Armada, a small Illinois-based fleet, reached out to trucking media this week about its problems with Elite, which still owed the company $22,000 in unpaid settlements for loads hauled in July, August, and September.
The company has just three trucks and couple of owner-operators, "So this amount they don't pay is huge for us."
On Oct. 25, an Elite Transit representative wrote that its plan was “to make payments on these loads over the next three weeks.”
But as of Nov. 8, those payments had not materialized.
“They never paid us and they are not replying on our emails and phone calls,” the dispatch representative told HDT. “Every time we reach them, they are saying that they will pay on Friday — but they never do.”

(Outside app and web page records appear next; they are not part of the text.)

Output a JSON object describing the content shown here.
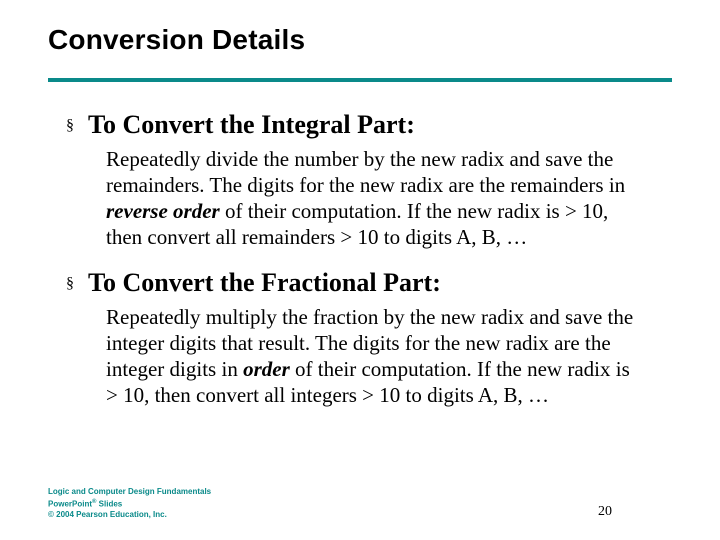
{
  "title": "Conversion Details",
  "bullets": [
    {
      "heading": "To Convert the Integral Part:",
      "body_pre": "Repeatedly divide the number by the new radix and save the remainders. The digits for the new radix are the remainders in ",
      "body_em": "reverse order",
      "body_post": " of their computation. If the new radix is > 10, then convert all remainders > 10 to digits A, B, …"
    },
    {
      "heading": "To Convert the Fractional Part:",
      "body_pre": "Repeatedly multiply the fraction by the new radix and save the integer digits that result.  The digits for the new radix are the integer digits in ",
      "body_em": "order",
      "body_post": " of their computation. If the new radix is > 10, then convert all integers > 10 to digits A, B, …"
    }
  ],
  "footer": {
    "line1": "Logic and Computer Design Fundamentals",
    "line2a": "PowerPoint",
    "line2b": " Slides",
    "line3": "© 2004 Pearson Education, Inc."
  },
  "page_number": "20",
  "bullet_marker": "§"
}
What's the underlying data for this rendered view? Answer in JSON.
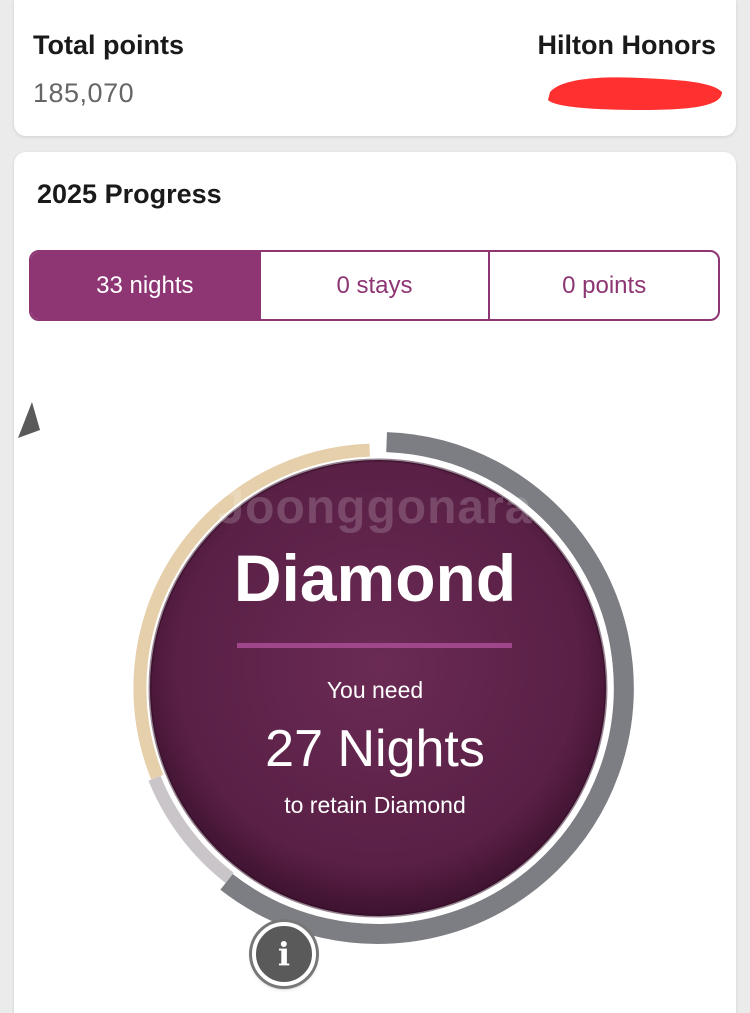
{
  "summary": {
    "total_points_label": "Total points",
    "total_points_value": "185,070",
    "program_name": "Hilton Honors"
  },
  "progress": {
    "title": "2025 Progress",
    "tabs": [
      {
        "label": "33 nights",
        "active": true
      },
      {
        "label": "0 stays",
        "active": false
      },
      {
        "label": "0 points",
        "active": false
      }
    ]
  },
  "gauge": {
    "tier": "Diamond",
    "need_label": "You need",
    "need_value": "27 Nights",
    "need_suffix": "to retain Diamond",
    "watermark": "Joonggonara",
    "nights_completed": 33,
    "nights_remaining": 27,
    "colors": {
      "earned_arc": "#e6d0ac",
      "remaining_arc": "#7d7e83",
      "faded_arc": "#c9c5c9",
      "circle_fill": "#5e2349",
      "accent": "#8e3574"
    }
  },
  "colors": {
    "redaction": "#ff3030"
  }
}
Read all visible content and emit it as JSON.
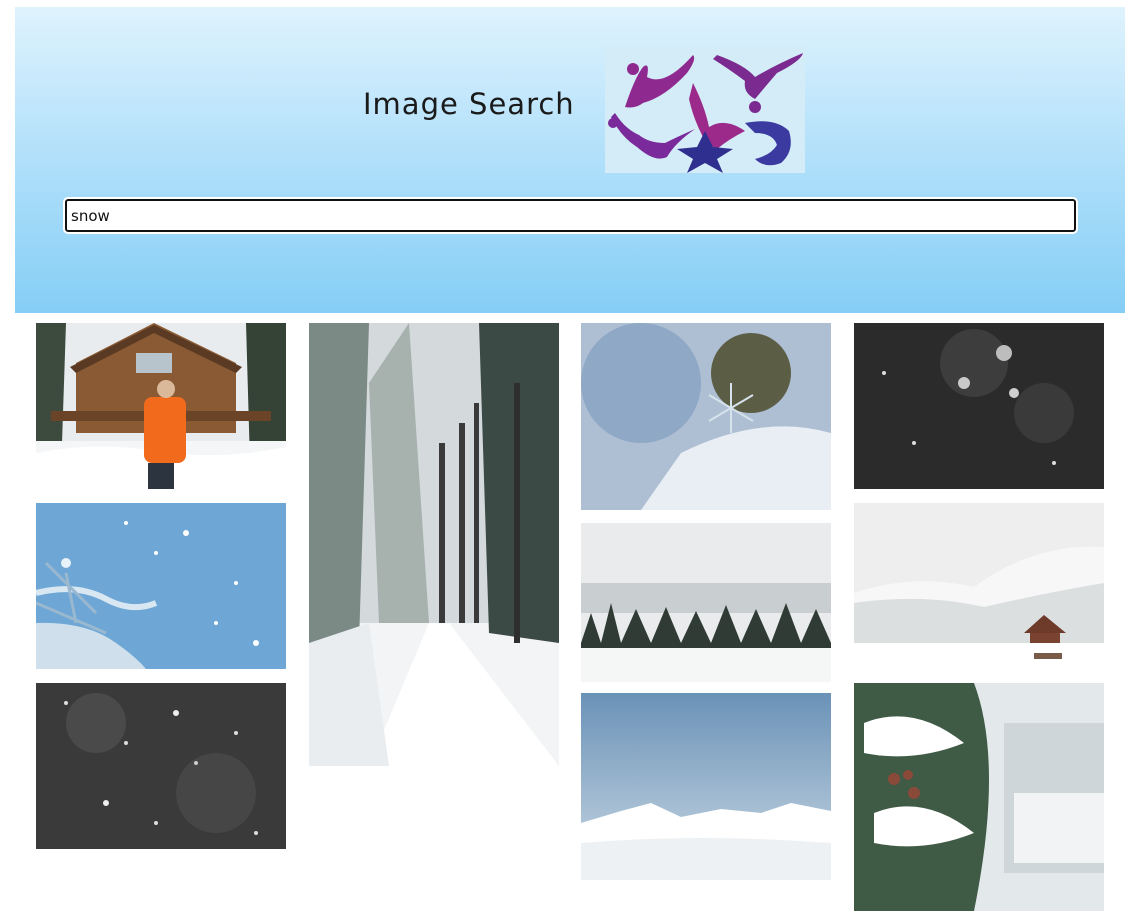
{
  "header": {
    "title": "Image Search",
    "logo_name": "dancers-logo",
    "search_value": "snow",
    "gradient_top": "#dff3fd",
    "gradient_bottom": "#85cef5"
  },
  "gallery": {
    "images": [
      {
        "id": "cabin-woman-orange-jacket",
        "dominant": "#d9d9d9"
      },
      {
        "id": "blue-sky-snowfall-branch",
        "dominant": "#6fa8d6"
      },
      {
        "id": "dark-bokeh-snowfall",
        "dominant": "#3a3a3a"
      },
      {
        "id": "snowy-forest-road",
        "dominant": "#e6e8ea"
      },
      {
        "id": "snowflake-macro",
        "dominant": "#b8c9dc"
      },
      {
        "id": "misty-pine-forest-lake",
        "dominant": "#e8eaea"
      },
      {
        "id": "snowy-mountains-blue-sky",
        "dominant": "#8fb3cf"
      },
      {
        "id": "dark-forest-snowfall",
        "dominant": "#2b2b2b"
      },
      {
        "id": "snowy-hills-cabin",
        "dominant": "#eeeeee"
      },
      {
        "id": "snowy-pine-branch-cabin",
        "dominant": "#dfe6ea"
      }
    ]
  }
}
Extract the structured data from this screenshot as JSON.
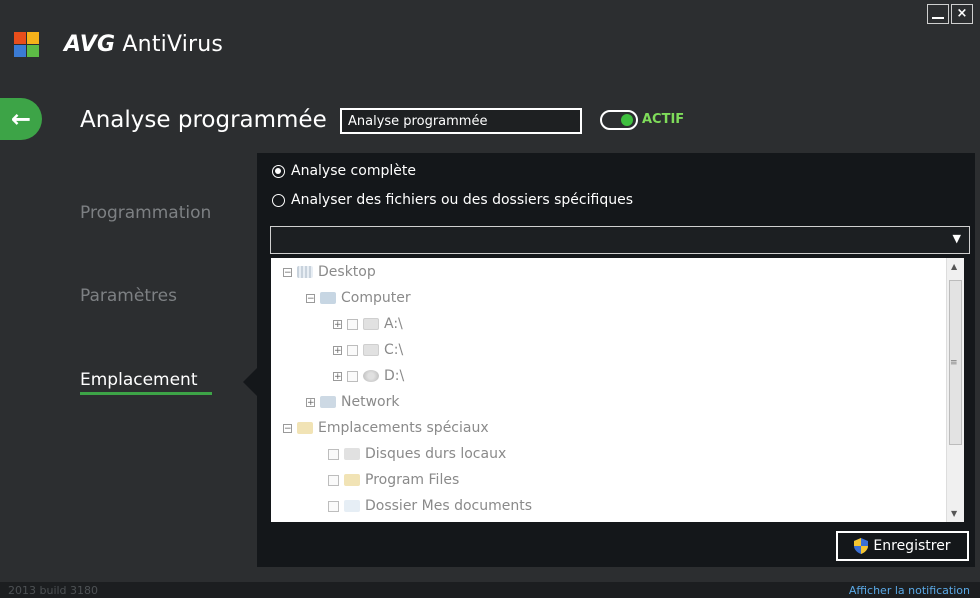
{
  "app": {
    "brand_bold": "AVG",
    "brand_name": "AntiVirus",
    "close_glyph": "×"
  },
  "header": {
    "title": "Analyse programmée",
    "name_value": "Analyse programmée",
    "toggle_label": "ACTIF",
    "back_glyph": "←"
  },
  "nav": {
    "items": [
      {
        "label": "Programmation",
        "active": false
      },
      {
        "label": "Paramètres",
        "active": false
      },
      {
        "label": "Emplacement",
        "active": true
      }
    ]
  },
  "scan_options": {
    "full": "Analyse complète",
    "specific": "Analyser des fichiers ou des dossiers spécifiques",
    "selected": "full"
  },
  "path_select": {
    "value": "",
    "arrow": "▼"
  },
  "tree": {
    "nodes": [
      {
        "label": "Desktop",
        "expander": "−",
        "checkbox": false
      },
      {
        "label": "Computer",
        "expander": "−",
        "checkbox": false
      },
      {
        "label": "A:\\",
        "expander": "+",
        "checkbox": true
      },
      {
        "label": "C:\\",
        "expander": "+",
        "checkbox": true
      },
      {
        "label": "D:\\",
        "expander": "+",
        "checkbox": true
      },
      {
        "label": "Network",
        "expander": "+",
        "checkbox": false
      },
      {
        "label": "Emplacements spéciaux",
        "expander": "−",
        "checkbox": false
      },
      {
        "label": "Disques durs locaux",
        "expander": "",
        "checkbox": true
      },
      {
        "label": "Program Files",
        "expander": "",
        "checkbox": true
      },
      {
        "label": "Dossier Mes documents",
        "expander": "",
        "checkbox": true
      }
    ]
  },
  "actions": {
    "save": "Enregistrer"
  },
  "status": {
    "build": "2013 build 3180",
    "notification": "Afficher la notification"
  },
  "colors": {
    "accent": "#3da447",
    "toggle_on": "#7fdc5a",
    "link": "#5aa9e6"
  }
}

Earlier in the day, Michael St. Julien, Elite vice president of customer sales, told Armada in an email that “our legal counsel and owner are working on setting up payment plans for all past due payments. … This is the last response that you will see from me as I am being laid off from Elite.”
Armada has also reached out to the shipper, Starbucks, asking to be paid since the broker had not. On Nov. 6, a Starbucks representative responded that Starbucks does not have a contract with the motor carrier and that Armada should stop “harassing” Starbucks for payment.
What About Broker Bonds?
Federal law requires brokers and freight forwarders to have enough financial security for circumstances when they do not pay their carriers — a minimum of $75,000. Carriers can submit claims to the financial responsibility of the broker if they don’t receive payment.
This is often done via surety bonds, also called freight broker bonds, and motor carriers can file a claim against that surety bond through the Department of Transportation.
However, as the Federal Motor Carrier Safety Administration explained in a proposal earlier this year to make changes in those rules, if the financial responsibility provider has received claims against an individual broker that exceed $75,000, the financial responsibility provider will often submit the claims to a court in an “interpleader action” to determine how to allocate the broker bond or trust fund. This process can be costly and time-consuming and generally results in carriers only getting a portion of their claims.
The FMCSA has proposed changes to freight broker and freight forwarder financial responsibility requirements to try to address the problem of brokers that don’t pay motor carriers.
That rulemaking included examples of how the current requirements fall short in protecting carriers. As we reported previously, one surety provider submitted an example of a logistics company that had accumulated $945,739 in unpaid motor carrier claims after paying out the full $75,000.